NAFTA has a slightly higher average than the EU, scoring at 0,769. Canada holds the highest score in the bloc, 0,881, placing it 9th in the global ranking. The US, with 0,836 is 14th worldwide. The third member, Mexico, places considerably lower in the global ranking, at 53rd with a 0,590 score.

This report argues that development stands on three pillars: democratic liberties, a market economy and transparency in government. Accordingly, countries that may be defined as “developed” must retain each of these three necessary parts of political, economic and institutional progress.
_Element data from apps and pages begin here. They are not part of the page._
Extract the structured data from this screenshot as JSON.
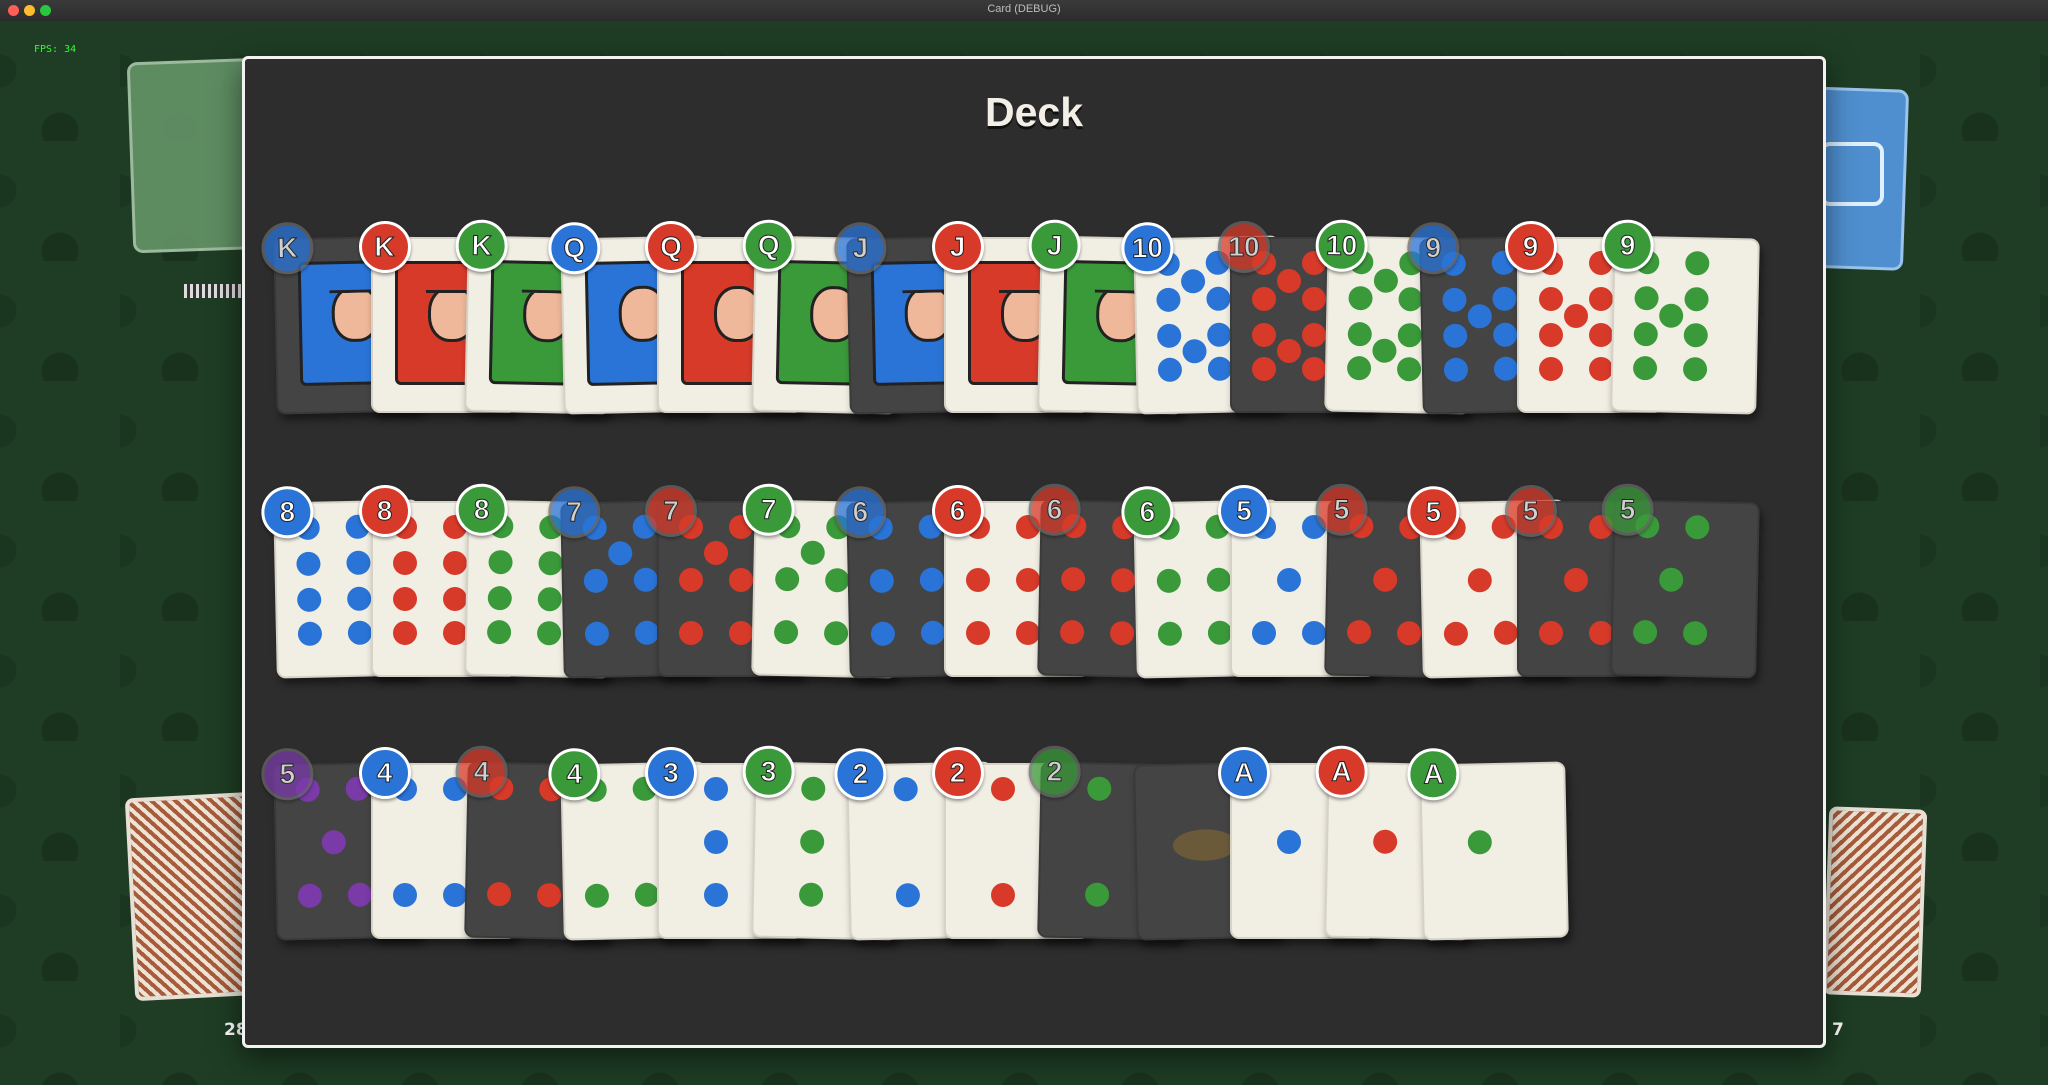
{
  "window": {
    "title": "Card (DEBUG)"
  },
  "hud": {
    "fps": "FPS: 34",
    "left_pile_count": "28",
    "right_pile_count": "7"
  },
  "deck_panel": {
    "title": "Deck",
    "overlay_value": "10"
  },
  "colors": {
    "blue": "#2a74d8",
    "red": "#d83a2a",
    "green": "#3a9a3a",
    "card_face": "#f1eee4",
    "card_dark": "#444444",
    "panel": "#2d2d2d"
  },
  "rows": [
    [
      {
        "rank": "K",
        "suit": "blue",
        "dim": true
      },
      {
        "rank": "K",
        "suit": "red",
        "dim": false
      },
      {
        "rank": "K",
        "suit": "green",
        "dim": false
      },
      {
        "rank": "Q",
        "suit": "blue",
        "dim": false
      },
      {
        "rank": "Q",
        "suit": "red",
        "dim": false
      },
      {
        "rank": "Q",
        "suit": "green",
        "dim": false
      },
      {
        "rank": "J",
        "suit": "blue",
        "dim": true
      },
      {
        "rank": "J",
        "suit": "red",
        "dim": false
      },
      {
        "rank": "J",
        "suit": "green",
        "dim": false
      },
      {
        "rank": "10",
        "suit": "blue",
        "dim": false
      },
      {
        "rank": "10",
        "suit": "red",
        "dim": true
      },
      {
        "rank": "10",
        "suit": "green",
        "dim": false
      },
      {
        "rank": "9",
        "suit": "blue",
        "dim": true
      },
      {
        "rank": "9",
        "suit": "red",
        "dim": false
      },
      {
        "rank": "9",
        "suit": "green",
        "dim": false
      }
    ],
    [
      {
        "rank": "8",
        "suit": "blue",
        "dim": false
      },
      {
        "rank": "8",
        "suit": "red",
        "dim": false
      },
      {
        "rank": "8",
        "suit": "green",
        "dim": false
      },
      {
        "rank": "7",
        "suit": "blue",
        "dim": true
      },
      {
        "rank": "7",
        "suit": "red",
        "dim": true
      },
      {
        "rank": "7",
        "suit": "green",
        "dim": false
      },
      {
        "rank": "6",
        "suit": "blue",
        "dim": true
      },
      {
        "rank": "6",
        "suit": "red",
        "dim": false
      },
      {
        "rank": "6",
        "suit": "red",
        "dim": true
      },
      {
        "rank": "6",
        "suit": "green",
        "dim": false
      },
      {
        "rank": "5",
        "suit": "blue",
        "dim": false
      },
      {
        "rank": "5",
        "suit": "red",
        "dim": true
      },
      {
        "rank": "5",
        "suit": "red",
        "dim": false
      },
      {
        "rank": "5",
        "suit": "red",
        "dim": true
      },
      {
        "rank": "5",
        "suit": "green",
        "dim": true
      }
    ],
    [
      {
        "rank": "5",
        "suit": "purple",
        "dim": true
      },
      {
        "rank": "4",
        "suit": "blue",
        "dim": false
      },
      {
        "rank": "4",
        "suit": "red",
        "dim": true
      },
      {
        "rank": "4",
        "suit": "green",
        "dim": false
      },
      {
        "rank": "3",
        "suit": "blue",
        "dim": false
      },
      {
        "rank": "3",
        "suit": "green",
        "dim": false
      },
      {
        "rank": "2",
        "suit": "blue",
        "dim": false
      },
      {
        "rank": "2",
        "suit": "red",
        "dim": false
      },
      {
        "rank": "2",
        "suit": "green",
        "dim": true
      },
      {
        "rank": "",
        "suit": "special",
        "dim": true
      },
      {
        "rank": "A",
        "suit": "blue",
        "dim": false
      },
      {
        "rank": "A",
        "suit": "red",
        "dim": false
      },
      {
        "rank": "A",
        "suit": "green",
        "dim": false
      }
    ]
  ]
}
It is noteworthy that combining the above mentioned pillars in an index places nations that cannot be considered world powers in the first nine of those ten places. On the other hand, the last places are occupied by countries that are undeniably governed by corrupt dictatorships and where poverty is generalized.

Combining degrees of respect for civil, political and economic liberties with transparency levels helps in easily understanding why some countries enjoy a better quality of life than others, and it also opens up an analysis of each country’s strengths and weaknesses.
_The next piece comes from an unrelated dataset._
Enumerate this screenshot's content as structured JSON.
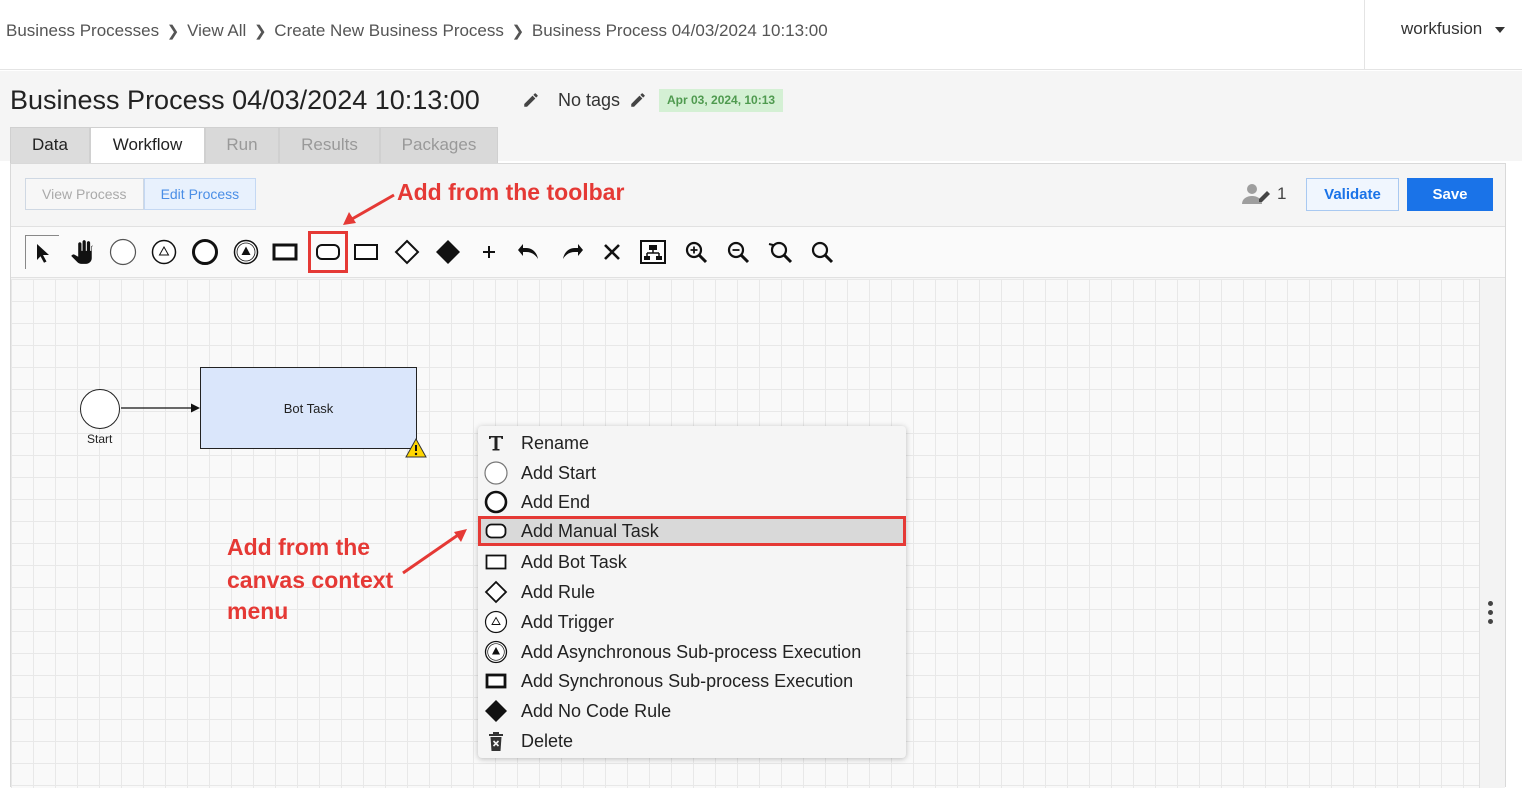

The present report is based on data appearing in the following publications: Freedom of the World, by Freedom House; the Index of Economic Freedom by the Heritage Foundation and the Wall Street Journal and finally the Corruption Perceptions Index by Transparency International. The scores these three publications provide for each country are tallied equally and result in the “Democracy, Markets and Transparency” report.

Democracy, Markets and Transparency in Latin America

Chile once again leads the Latin American ranking, placing globally at the 17th place - above Belgium, Estonia and Japan. Chile scores 0,817, which is way above the region’s general average of 0,528 and even NAFTA’s 0,769. Uruguay holds the second place with a score of 0,776. For comparison purposes, this is in proximity to the European Union’s average. Furthermore, Uruguay heads the MERCOSUR ranking, where it easily outranks the other members. It places 24thglobally. Costa Rica, which by popular referendum just approved its entry into CAFTA, places third in Latin America and 38th worldwide. The region scores an average barely above the global 0,528. Only nine Latin American countries score below that mark: Nicaragua, Honduras, Bolivia, Guatemala, Paraguay, Ecuador, Venezuela, Haiti and Cuba.

As for the general average of commercial blocs from Latin America, CAFTA ranks first with 0,587, followed by the countries of MERCOSUR with 0,543 and finally the Andean Community of Nations with 0,500. In this way, globally, each commercial bloc has a similar score to the following countries: CAFTA to Mexico, MERCOSUR to Senegal and the ACN to Guyana.

MERCOSUR in its original grouping –which includes Argentina, Brazil, Paraguay and Uruguay-, has a 0,588 average, which is higher than the rest of the commercial blocs in the region. However, with the addition of Venezuela the bloc’s average drops to 0,543. Brazil scores closest to the group’s average.

The report compares the score of each country member of MERCOSUR with its colsest in the global rankin: Uruguay and Spain; Brazil and Croatia; Argentina and Georgia; Paraguay and Tanzania and finally Venezuela and Bangladesh.

Finally, the report shows that the three African countries with the best scores are Botswana, Mauritius and Cape Verde. They are all considered to be free and constitute electoral democracies and are compared with MERCOSUR members. Alongside with South Africa, these three countries have the lowest levels of corruption in Africa. They scored better that the countries of MERCOSUR, except for Uruguay: Botswana at 38th, Cape Verde at 49th and Mauritius at 53rd. Excluding Uruguay, Mauritius and Botswana constitute much freer economies than those of MERCOSUR. These two countries are ranked 34th and 38th (with Uruguay at 33rd, Brazil 70th, Argentina 95th, Paraguay 99th and Venezuela 144th). Cape Verde is ranked 88th, much lower than the other two countries. Nonetheless, it is freer than Argentina, Paraguay and Venezuela.



Gabriel C. Salvia y Hernán Alberro
Gabriel C. Salvia y Hernán Alberro